Director Kapoor begins brilliantly. He captures the characters within the first reel that will establish and unravel the plot later on. The village scenes in Punjab are earthy. The styling and screenplay is perfect. So are the mood, lighting, camera angles and background score.

The whole feel of the canvass is exciting. But when the plot goes into a subplot is when you begin to dread the obvious. The movie drags and this is sad because it had the potential to be a blockbuster.

Shahid Kapoor being directed by his father is having the time of his life. As the young, care-free Harry who also basks in Rajjo?s obvious interest in him, he is brilliant. The scenes where he tries to woo Aayat too stand out. As an officer in the Indian Air Force he plays his part well. As one who has lost his love he is forceful.

Sonam unfortunately is getting stuck in a rut. She needs a role that will break the shackles of ?the shy girl falling in love? over and over again. She has talent but this role does no justice to her. In fact, it is Aditi Sharma (Rajjo), who your heart reaches out to as the girl still in love with Harry even after being married. She transfers her emotions onto the viewer beautifully.

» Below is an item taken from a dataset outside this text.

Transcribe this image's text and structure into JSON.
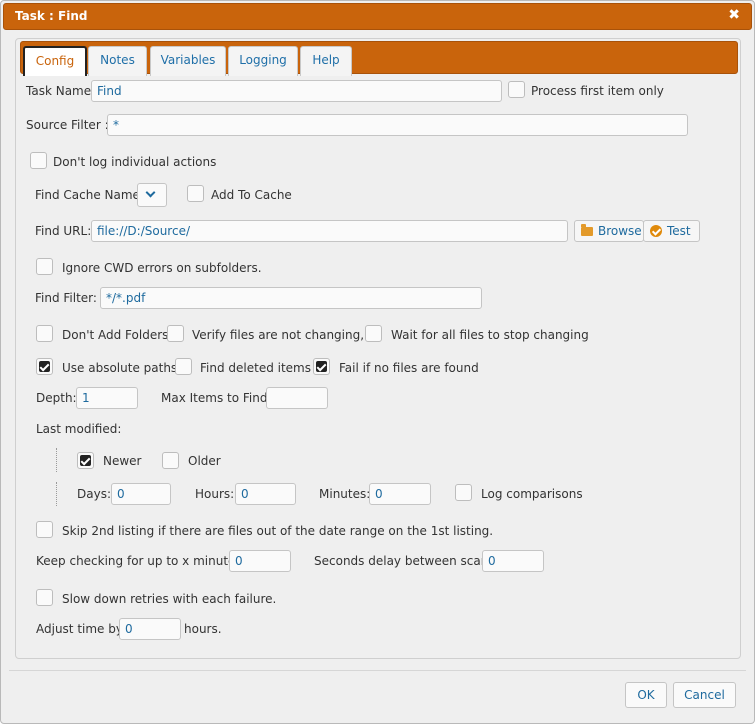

Like an overcooked dish, MAUSAM, towards the end leaves a soggy taste in your mouth. Sad. Because as a director, Pankaj Kapoor has shown his class. It?s just that he was playing with too many ideas in one go. Give him time and he will be one of our best.

RatingĀ - 2/5